This post is sponsored by Mason Finance.
Facing our first deployment as a family back in 2008 forced my husband and myself to make some important decisions, including making a will and looking into our life insurance policies. We had to think about the future of our children, not just ourselves.
Fast forward 11 years and I’m still constantly thinking about the future of my children and trying to make the best decisions for them. I’ve talked friends into getting life insurance policies, and also to make a will. It’s not something we want to think about, but I’ve heard too many stories about financial troubles due to unexpected deaths and not having an insurance policy in place.
I’ve had the same life insurance policy for about 10 years and recently learned about the modified endowment contract. Most people don’t know what an MEC is, but for those that have additional assets that they do not plan to use, it’s a way to leave a larger tax-free inheritance to their family or heir.
A life insurance police becomes MEC when the paid premiums exceed federal tax law limits within the first seven years. The limitation expires after seven years, as long as there are no changes to the policy. When a life insurance policy becomes a MEC, the taxation structure changes, so it could be a good retirement tool, or a bad one if you need to withdraw early.
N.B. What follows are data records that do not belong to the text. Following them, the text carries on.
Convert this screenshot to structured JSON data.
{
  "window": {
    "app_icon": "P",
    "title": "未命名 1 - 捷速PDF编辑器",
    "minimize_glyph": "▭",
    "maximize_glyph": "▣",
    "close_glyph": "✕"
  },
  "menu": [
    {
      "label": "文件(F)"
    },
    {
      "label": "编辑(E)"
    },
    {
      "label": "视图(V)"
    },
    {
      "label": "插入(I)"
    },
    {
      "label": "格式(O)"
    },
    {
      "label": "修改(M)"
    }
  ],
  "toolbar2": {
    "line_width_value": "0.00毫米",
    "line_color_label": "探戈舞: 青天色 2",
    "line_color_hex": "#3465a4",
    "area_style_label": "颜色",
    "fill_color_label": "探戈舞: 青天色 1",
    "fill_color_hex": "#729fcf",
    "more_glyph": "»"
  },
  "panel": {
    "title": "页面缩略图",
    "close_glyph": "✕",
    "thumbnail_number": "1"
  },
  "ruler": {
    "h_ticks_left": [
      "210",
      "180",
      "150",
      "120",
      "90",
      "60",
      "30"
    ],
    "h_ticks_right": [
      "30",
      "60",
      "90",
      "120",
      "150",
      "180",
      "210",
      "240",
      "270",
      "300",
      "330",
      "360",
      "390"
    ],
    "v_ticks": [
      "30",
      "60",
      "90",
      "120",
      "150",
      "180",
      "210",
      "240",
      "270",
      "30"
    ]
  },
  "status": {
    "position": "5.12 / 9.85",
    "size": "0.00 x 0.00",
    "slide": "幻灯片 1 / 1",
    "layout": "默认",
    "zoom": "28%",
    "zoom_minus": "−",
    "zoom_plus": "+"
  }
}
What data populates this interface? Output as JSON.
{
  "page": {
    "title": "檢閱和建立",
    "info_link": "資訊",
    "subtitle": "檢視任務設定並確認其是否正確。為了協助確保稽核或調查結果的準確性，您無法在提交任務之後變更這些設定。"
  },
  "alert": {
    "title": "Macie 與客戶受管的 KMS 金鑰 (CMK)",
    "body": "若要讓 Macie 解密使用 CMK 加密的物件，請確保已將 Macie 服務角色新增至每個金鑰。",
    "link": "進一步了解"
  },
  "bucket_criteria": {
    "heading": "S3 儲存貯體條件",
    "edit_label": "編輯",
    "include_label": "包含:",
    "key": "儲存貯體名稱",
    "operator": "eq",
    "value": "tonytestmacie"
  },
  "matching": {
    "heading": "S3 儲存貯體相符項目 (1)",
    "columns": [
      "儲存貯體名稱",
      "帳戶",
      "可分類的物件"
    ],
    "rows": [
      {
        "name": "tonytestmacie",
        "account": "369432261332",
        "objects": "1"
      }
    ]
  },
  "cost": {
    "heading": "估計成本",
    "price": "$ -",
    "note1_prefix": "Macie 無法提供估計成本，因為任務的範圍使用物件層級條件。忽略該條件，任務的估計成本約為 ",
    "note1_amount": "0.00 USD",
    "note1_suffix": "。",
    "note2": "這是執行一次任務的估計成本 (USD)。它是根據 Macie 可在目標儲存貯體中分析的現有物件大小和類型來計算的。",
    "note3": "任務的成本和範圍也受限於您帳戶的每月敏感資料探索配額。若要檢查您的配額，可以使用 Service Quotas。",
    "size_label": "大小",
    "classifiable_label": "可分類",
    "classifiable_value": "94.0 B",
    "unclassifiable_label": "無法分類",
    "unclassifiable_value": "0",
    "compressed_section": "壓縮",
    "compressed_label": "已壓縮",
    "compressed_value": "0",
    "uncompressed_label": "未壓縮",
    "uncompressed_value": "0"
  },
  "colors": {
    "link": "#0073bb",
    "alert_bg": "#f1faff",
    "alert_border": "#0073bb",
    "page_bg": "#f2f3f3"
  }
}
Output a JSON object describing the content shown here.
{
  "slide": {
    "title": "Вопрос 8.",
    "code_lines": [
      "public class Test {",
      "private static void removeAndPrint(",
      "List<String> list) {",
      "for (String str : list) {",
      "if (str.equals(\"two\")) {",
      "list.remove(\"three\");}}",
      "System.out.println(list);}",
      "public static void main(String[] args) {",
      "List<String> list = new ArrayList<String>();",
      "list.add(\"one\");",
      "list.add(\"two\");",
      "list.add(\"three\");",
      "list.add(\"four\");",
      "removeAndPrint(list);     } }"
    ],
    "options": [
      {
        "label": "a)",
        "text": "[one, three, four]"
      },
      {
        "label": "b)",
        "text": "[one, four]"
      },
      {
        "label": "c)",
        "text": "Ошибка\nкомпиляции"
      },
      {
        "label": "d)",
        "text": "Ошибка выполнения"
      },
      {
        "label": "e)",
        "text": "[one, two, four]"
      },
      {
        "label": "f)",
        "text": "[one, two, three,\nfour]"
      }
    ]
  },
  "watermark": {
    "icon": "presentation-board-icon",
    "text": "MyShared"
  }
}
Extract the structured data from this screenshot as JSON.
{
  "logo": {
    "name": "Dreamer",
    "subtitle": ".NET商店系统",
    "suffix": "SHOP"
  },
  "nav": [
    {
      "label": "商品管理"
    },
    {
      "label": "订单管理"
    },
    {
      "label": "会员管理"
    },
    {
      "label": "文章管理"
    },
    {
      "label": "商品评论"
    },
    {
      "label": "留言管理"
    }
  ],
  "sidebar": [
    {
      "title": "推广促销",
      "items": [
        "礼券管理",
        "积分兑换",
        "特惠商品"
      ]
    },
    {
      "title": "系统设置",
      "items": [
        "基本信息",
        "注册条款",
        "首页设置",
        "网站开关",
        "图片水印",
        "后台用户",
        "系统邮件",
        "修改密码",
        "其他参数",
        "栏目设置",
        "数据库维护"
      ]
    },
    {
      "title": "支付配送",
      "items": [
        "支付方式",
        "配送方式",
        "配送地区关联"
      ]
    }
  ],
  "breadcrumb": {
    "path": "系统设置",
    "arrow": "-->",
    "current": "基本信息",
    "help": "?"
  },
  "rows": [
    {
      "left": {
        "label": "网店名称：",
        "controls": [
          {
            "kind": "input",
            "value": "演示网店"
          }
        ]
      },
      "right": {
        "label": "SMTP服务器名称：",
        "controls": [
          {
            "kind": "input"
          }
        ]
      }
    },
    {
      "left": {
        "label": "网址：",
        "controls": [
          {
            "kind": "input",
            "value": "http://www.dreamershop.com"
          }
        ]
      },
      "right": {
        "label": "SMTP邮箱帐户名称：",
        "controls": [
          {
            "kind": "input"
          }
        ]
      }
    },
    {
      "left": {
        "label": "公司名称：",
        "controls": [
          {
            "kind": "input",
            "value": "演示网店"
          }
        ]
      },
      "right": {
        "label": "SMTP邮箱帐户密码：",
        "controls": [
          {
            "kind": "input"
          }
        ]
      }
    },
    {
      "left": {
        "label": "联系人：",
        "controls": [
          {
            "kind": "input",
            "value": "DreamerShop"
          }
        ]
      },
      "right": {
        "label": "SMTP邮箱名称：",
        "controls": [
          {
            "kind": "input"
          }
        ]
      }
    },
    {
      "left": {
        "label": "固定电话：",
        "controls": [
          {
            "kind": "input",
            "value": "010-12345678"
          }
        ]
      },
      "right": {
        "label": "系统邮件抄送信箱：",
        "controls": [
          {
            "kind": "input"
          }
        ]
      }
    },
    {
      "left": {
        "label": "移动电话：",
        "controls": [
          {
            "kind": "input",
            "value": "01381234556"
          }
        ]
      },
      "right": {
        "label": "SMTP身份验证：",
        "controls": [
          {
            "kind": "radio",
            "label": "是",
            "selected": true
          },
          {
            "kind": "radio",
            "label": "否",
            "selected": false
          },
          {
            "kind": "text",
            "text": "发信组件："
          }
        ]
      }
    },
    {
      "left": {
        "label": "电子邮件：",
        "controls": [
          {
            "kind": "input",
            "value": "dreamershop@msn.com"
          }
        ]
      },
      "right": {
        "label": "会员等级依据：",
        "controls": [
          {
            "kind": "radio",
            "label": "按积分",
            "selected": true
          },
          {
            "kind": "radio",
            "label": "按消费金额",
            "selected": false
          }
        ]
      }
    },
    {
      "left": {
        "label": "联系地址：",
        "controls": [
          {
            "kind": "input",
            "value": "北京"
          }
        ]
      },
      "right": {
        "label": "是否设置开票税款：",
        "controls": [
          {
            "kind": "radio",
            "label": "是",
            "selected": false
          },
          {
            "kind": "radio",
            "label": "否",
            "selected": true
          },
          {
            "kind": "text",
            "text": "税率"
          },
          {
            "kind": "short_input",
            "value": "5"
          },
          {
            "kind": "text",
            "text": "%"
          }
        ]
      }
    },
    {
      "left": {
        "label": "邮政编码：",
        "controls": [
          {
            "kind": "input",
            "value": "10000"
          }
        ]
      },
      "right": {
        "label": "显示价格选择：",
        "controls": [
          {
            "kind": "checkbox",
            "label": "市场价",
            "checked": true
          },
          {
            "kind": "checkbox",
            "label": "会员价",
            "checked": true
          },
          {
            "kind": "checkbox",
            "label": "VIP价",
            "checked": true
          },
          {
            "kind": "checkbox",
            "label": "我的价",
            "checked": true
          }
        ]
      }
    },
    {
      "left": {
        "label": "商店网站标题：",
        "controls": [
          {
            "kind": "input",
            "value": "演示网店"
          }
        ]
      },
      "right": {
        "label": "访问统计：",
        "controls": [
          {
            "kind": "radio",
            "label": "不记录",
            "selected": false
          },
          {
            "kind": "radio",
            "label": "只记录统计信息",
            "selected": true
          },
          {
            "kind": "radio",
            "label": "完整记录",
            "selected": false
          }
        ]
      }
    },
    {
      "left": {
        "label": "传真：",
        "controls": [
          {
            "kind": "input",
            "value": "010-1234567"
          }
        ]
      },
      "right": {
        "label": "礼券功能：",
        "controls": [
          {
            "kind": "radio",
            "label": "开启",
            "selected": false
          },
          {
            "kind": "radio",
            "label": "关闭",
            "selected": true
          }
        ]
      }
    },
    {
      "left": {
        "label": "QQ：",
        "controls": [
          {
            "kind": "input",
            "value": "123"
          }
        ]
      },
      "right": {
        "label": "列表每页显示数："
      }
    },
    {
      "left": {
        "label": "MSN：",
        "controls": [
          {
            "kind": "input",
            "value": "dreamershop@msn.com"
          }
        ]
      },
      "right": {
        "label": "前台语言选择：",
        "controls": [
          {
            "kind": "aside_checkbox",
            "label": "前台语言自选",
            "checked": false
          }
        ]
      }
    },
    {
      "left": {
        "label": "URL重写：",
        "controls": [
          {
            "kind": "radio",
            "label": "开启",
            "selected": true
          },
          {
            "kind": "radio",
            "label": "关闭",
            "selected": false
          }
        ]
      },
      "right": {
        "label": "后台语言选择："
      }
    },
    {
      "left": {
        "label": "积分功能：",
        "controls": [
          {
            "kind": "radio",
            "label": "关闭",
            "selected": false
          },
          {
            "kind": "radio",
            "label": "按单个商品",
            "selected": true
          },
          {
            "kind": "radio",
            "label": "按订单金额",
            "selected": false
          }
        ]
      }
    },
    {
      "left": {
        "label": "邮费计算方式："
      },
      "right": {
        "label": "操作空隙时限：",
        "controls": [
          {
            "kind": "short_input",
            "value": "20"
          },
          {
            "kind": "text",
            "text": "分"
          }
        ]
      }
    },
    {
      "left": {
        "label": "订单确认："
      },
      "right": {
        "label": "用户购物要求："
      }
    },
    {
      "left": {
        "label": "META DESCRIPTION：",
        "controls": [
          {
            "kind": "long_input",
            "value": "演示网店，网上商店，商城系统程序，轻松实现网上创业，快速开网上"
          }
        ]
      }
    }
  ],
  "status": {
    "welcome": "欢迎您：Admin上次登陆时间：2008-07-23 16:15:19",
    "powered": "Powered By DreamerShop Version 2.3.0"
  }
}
MECs are an alternative to annuities and can be a retirement planning tool. On the other hand if you plan on withdrawing the cash before the time allowed, it’s important to make sure your policy does not automatically become a MEC.
Do you have a life insurance policy? Did you know about the modified endowment contract?